The Second Amendment, which guarantees citizens’ right to keep and bear arms, is one of the more controversial in our U.S. Constitution. It’s been the source of much contention in our nation in recent years, but the fact remains: It is still considered a fundamental right.
Now, the U.S. Court of Appeals for the Ninth Circuit has issued a ruling saying it is a right that should be denied to users of medical marijuana. In Wilson v. Lynch et al., the court ruled that a federal law that prohibits medical marijuana cardholders from buying firearms does not actually violate those patients’ Second Amendment rights because users of marijuana are prone to behavior that is “irrational” and “unpredictable.”
The case stemmed from a lawsuit filed by a Nevada woman who sought to buy a handgun five years ago. However, she was refused the sale after the owner of the store recognized her as being a medical marijuana patient. Plaintiff asserted that in fact, she didn’t really use marijuana, but obtained a medical marijuana card in order to make a political statement, saying she supports the liberalization of marijuana laws nationally.
Federal law does have a say here. The statute indicates guns can’t be bought by individuals who are either addicts or unlawful users of any controlled substance. Back in 2011, the Bureau of Alcohol Tobacco and Firearms (ATF) issued a clarification indicating this provision did apply to users of marijuana, even if their state had passed laws authorizing legal access and use of the drug for medicinal purposes.
Plaintiff argued this was inherently unfair and violated her Constitutional rights. The 9th DCA disagreed, finding it “beyond dispute” that users of “illegal drugs” – including those who use cannabis – are likely as a consequence of their use to be unpredictable and irrational. Further, regardless of whether plaintiff was actually a user of the drug, the fact that she was a cardholder was reasonable grounds on which to assume she was a user and deny her access to buy a gun.
Of course, our marijuana lawyers know this reasoning didn’t just appear out of thin air.
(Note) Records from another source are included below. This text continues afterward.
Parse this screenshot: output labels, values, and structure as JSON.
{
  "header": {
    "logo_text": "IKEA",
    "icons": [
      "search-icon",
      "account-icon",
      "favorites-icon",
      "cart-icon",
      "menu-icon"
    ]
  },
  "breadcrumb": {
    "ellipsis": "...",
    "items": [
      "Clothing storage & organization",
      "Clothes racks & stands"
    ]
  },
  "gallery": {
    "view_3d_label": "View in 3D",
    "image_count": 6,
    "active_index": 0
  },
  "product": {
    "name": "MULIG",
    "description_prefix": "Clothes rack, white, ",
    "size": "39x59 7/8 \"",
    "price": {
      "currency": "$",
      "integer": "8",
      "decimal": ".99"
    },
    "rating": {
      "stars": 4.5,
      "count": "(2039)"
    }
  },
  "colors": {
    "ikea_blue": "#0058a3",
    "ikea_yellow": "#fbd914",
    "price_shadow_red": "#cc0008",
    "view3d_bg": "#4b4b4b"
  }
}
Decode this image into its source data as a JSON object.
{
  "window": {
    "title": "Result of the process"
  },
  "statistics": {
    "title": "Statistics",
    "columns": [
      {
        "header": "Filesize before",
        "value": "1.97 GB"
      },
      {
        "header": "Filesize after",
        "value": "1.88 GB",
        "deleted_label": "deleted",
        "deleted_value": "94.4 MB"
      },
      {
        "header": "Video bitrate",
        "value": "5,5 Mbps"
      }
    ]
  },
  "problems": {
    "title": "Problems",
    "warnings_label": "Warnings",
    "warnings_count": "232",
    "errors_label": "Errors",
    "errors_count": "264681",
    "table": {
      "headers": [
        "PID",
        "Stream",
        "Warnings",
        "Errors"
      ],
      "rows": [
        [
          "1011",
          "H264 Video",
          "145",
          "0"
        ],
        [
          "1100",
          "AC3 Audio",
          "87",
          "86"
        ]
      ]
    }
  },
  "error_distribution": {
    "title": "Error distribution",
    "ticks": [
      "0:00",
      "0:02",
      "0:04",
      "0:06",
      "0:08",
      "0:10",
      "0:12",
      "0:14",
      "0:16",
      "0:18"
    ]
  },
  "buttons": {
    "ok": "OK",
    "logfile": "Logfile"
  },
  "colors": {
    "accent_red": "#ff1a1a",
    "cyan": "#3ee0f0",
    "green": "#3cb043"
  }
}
There is a long history of painting marijuana users as unstable and potentially violent. In fact, the 9th DCA based much of its reasoning on the 2004 decision by the 4th DCA in U.S. v. Carter. In that case, justices cited several studies in which users of marijuana (though mostly users of marijuana plus other substances, like alcohol, cocaine and heroin) were more prone to “violent episodes” and arrests.
Interestingly, in the Carter case, the 4th DCA expressly stated that the issue of correlation versus causation was irrelevant, and that a correlation was a fair legal basis on which to deny the purchase of firearms. But researchers have criticized this approach. For example, cigarette smokers might be more likely than non-smokers to commit crimes. Yet the cigarettes in and of themselves are not the cause of the higher crime rates among users.
The 9th DCA turned around to say that causation was in fact a consideration for its findings and that irrational behavior could be a consequence of using the drug. However, there is a far stronger link to suggest that alcohol intoxication has a much stronger link to violence than marijuana. In fact, there have been some studies indicating use of marijuana may actually decrease violent tendencies.
The Los Angeles CANNABIS LAW Group represents growers, dispensaries, collectives, patients and those facing marijuana charges. Call us at 714-937-2050.
Why medical marijuana patients can’t buy guns, Sept. 7, 2016, By Christopher Ingraham, The Washington Post
More Blog Entries:
Lack of Diversity in Medical Marijuana Licenses Raises Concern, Sept. 12, 2016, Los Angeles Marijuana Lawyer Blog